Data excerpts —
Segment Open

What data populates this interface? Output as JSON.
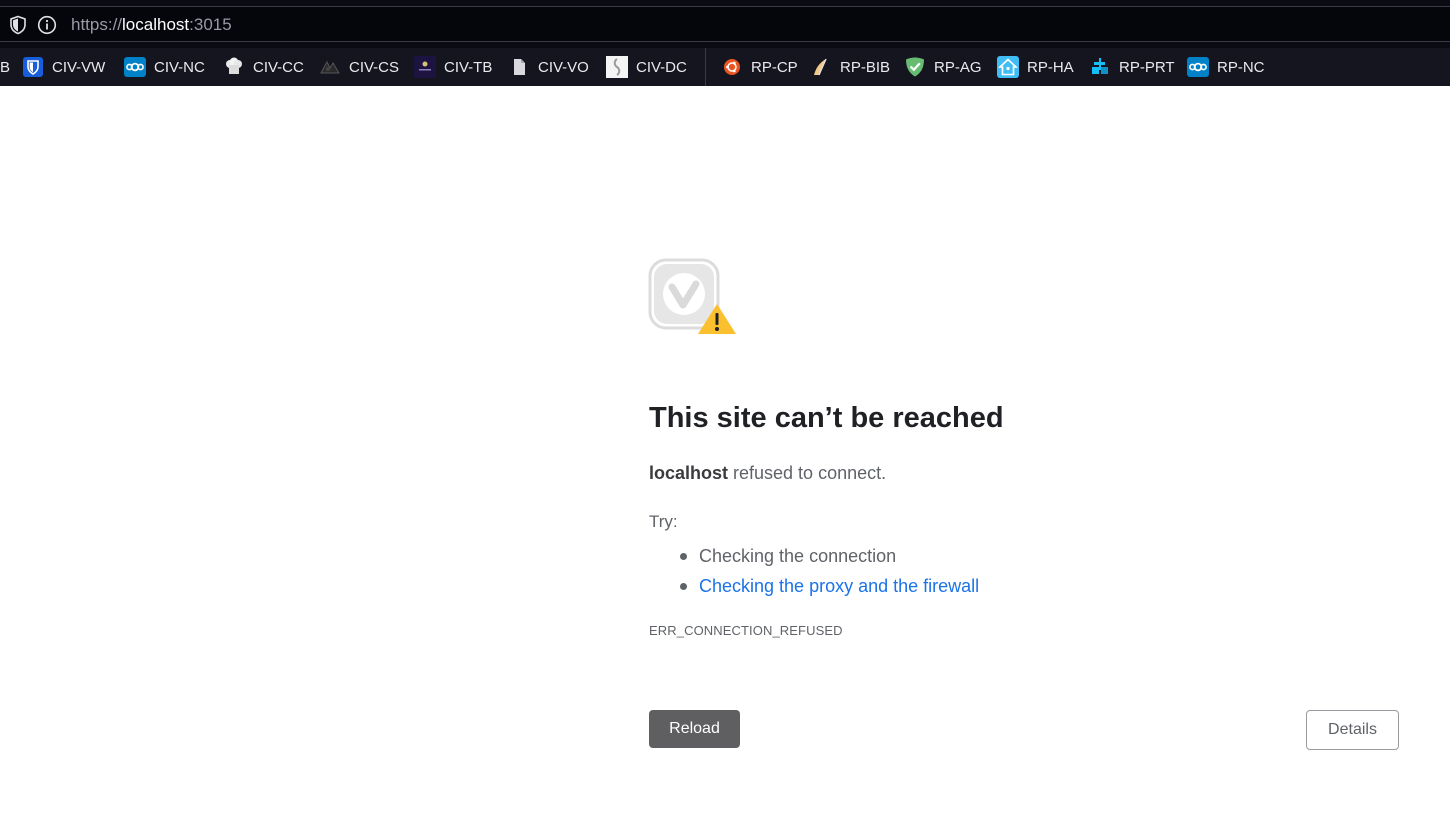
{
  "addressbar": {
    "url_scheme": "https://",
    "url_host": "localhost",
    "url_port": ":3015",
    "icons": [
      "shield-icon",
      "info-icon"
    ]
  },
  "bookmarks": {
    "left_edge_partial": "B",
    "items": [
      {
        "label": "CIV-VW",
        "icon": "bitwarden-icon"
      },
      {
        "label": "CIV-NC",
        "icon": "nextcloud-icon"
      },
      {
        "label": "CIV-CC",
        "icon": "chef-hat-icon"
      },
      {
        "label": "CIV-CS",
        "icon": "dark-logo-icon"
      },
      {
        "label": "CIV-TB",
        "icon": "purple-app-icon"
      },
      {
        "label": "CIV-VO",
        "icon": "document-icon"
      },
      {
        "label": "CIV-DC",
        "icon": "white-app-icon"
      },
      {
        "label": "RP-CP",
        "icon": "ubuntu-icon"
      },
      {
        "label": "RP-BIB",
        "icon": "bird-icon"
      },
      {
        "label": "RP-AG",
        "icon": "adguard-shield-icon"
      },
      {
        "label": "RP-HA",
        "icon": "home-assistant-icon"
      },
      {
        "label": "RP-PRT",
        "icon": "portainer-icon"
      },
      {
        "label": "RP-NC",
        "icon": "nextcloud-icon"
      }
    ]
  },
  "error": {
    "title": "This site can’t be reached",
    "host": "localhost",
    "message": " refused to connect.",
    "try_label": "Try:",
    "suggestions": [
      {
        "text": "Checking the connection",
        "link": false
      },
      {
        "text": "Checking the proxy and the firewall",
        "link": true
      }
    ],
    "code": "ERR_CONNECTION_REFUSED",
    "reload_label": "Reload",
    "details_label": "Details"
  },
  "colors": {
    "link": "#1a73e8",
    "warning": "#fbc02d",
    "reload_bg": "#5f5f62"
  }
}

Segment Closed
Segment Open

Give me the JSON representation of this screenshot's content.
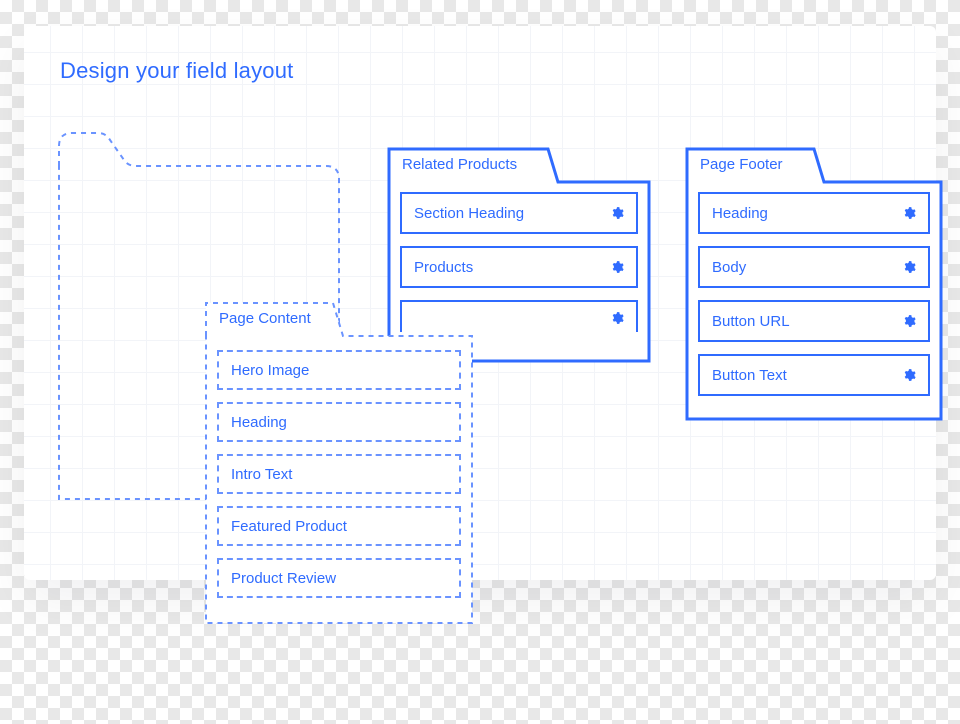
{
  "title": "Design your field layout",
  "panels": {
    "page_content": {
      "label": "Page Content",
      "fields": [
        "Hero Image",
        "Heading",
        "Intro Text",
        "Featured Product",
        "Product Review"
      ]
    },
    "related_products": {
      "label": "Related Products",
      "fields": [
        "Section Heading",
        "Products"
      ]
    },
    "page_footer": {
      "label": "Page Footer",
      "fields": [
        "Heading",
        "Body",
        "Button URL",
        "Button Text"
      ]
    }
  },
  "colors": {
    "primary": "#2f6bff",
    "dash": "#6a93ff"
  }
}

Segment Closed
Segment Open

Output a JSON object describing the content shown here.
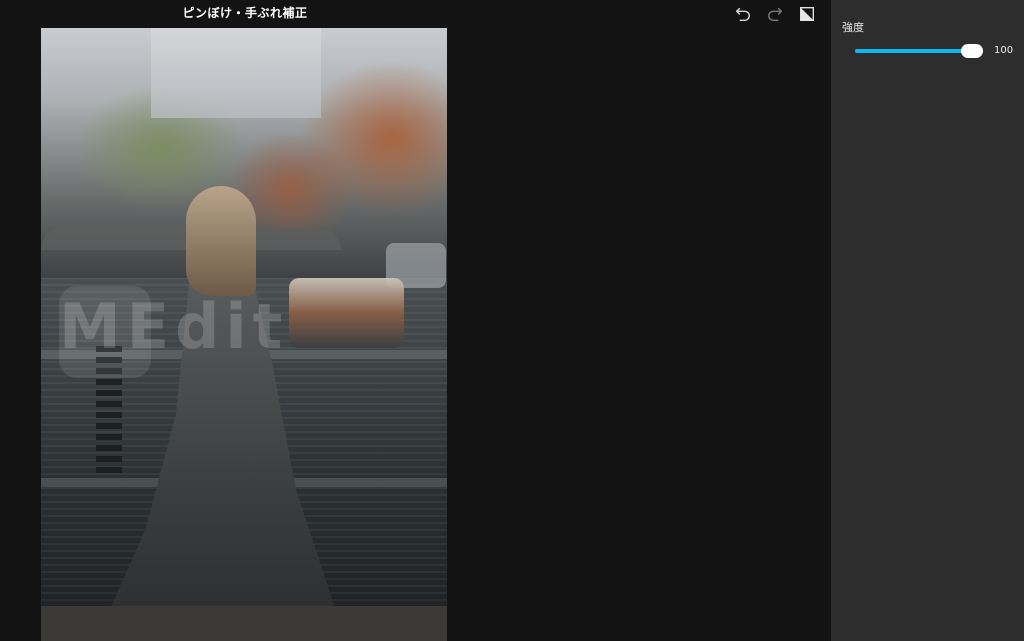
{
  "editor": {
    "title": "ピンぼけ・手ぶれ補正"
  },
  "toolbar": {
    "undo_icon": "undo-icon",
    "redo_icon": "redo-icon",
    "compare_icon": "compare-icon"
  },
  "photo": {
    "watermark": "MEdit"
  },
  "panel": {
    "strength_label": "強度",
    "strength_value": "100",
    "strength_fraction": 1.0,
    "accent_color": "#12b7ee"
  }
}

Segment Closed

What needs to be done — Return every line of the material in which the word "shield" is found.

Worked solution —
      "shield-icon",
        "icon": "adguard-shield-icon"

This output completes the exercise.